#### [Description of the task]
Search the listing below for the word "title", and copy every line in which it turns up.

#### [Data shown]

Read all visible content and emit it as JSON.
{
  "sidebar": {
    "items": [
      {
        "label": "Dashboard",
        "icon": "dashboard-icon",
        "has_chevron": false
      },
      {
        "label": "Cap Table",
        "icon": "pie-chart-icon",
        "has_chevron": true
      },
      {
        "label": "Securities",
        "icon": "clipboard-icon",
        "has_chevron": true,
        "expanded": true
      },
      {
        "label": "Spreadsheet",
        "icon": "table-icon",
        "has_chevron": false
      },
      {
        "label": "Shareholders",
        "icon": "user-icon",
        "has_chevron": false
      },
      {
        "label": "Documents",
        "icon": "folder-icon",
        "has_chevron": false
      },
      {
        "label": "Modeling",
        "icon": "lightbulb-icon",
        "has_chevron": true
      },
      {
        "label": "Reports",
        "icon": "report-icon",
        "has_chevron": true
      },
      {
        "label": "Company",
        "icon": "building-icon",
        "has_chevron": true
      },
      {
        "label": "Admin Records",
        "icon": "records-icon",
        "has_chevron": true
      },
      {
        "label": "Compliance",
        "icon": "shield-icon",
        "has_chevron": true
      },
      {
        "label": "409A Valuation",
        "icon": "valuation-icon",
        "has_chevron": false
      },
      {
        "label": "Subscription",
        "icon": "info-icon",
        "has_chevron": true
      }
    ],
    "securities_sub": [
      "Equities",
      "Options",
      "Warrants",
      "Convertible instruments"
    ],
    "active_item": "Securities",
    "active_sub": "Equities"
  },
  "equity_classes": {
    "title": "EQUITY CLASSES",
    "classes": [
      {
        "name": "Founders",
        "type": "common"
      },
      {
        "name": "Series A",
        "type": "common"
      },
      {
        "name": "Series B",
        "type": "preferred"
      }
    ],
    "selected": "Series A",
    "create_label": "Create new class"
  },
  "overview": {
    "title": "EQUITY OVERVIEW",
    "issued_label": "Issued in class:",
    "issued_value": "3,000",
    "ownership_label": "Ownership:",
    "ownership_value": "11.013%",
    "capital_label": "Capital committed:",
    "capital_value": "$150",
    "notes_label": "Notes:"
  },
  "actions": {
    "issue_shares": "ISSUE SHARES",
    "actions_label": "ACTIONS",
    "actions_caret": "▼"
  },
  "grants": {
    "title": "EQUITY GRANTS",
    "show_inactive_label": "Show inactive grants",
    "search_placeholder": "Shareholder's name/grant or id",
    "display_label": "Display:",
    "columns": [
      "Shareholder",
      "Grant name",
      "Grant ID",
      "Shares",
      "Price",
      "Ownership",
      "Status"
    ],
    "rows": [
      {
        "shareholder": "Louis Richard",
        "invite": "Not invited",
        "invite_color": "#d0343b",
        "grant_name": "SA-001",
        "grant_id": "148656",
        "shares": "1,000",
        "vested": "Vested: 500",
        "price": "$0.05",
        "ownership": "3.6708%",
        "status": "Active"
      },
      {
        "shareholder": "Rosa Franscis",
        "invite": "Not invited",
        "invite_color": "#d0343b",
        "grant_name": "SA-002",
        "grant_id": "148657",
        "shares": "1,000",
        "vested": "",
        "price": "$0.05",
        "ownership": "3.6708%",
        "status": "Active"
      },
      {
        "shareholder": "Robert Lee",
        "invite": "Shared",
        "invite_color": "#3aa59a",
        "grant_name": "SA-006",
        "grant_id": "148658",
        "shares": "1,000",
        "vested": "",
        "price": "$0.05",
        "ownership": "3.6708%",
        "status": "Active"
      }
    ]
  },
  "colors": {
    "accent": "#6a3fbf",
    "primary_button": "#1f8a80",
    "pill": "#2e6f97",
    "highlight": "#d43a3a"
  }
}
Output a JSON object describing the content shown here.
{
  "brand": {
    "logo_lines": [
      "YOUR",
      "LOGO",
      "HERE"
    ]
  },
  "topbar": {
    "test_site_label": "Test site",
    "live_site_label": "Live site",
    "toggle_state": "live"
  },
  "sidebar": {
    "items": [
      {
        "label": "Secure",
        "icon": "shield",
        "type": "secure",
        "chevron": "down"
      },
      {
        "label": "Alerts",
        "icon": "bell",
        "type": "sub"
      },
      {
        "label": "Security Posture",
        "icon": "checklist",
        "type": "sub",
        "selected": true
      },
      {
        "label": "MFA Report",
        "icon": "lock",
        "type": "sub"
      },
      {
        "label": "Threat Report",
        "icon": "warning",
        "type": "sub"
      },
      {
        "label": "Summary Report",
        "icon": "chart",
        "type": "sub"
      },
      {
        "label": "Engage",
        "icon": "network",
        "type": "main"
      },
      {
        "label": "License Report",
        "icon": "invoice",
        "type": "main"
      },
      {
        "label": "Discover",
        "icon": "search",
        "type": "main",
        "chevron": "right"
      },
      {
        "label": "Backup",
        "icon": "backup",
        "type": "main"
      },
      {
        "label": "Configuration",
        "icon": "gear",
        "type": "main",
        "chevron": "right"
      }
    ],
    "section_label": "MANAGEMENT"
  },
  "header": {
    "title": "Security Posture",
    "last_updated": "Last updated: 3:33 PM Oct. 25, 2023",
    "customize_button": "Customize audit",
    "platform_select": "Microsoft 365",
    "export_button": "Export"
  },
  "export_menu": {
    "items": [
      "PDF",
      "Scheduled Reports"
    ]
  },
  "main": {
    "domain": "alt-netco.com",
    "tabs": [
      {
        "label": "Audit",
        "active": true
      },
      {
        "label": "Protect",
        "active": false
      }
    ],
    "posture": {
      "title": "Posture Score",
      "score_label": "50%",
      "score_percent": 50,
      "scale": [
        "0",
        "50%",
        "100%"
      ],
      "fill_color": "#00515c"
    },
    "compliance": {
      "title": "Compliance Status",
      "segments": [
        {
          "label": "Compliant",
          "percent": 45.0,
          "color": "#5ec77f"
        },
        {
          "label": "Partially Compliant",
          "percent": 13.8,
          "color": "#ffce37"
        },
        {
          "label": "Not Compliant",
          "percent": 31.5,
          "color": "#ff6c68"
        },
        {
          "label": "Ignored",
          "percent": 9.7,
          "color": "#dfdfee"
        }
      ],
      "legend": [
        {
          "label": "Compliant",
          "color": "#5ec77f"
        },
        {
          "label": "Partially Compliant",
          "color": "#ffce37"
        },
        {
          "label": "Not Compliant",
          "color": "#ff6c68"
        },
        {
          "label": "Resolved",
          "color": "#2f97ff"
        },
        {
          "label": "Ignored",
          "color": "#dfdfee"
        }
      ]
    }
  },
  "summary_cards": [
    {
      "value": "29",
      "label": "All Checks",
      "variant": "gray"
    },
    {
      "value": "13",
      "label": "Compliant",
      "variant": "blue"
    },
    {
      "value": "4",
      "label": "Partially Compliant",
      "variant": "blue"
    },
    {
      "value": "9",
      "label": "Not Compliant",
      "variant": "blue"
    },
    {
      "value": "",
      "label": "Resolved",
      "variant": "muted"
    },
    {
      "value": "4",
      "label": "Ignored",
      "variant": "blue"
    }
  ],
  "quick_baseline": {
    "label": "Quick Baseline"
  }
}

#### [Solution below]
    "title": "EQUITY CLASSES",
    "title": "EQUITY OVERVIEW",
    "title": "EQUITY GRANTS",
    "title": "Security Posture",
      "title": "Posture Score",
      "title": "Compliance Status",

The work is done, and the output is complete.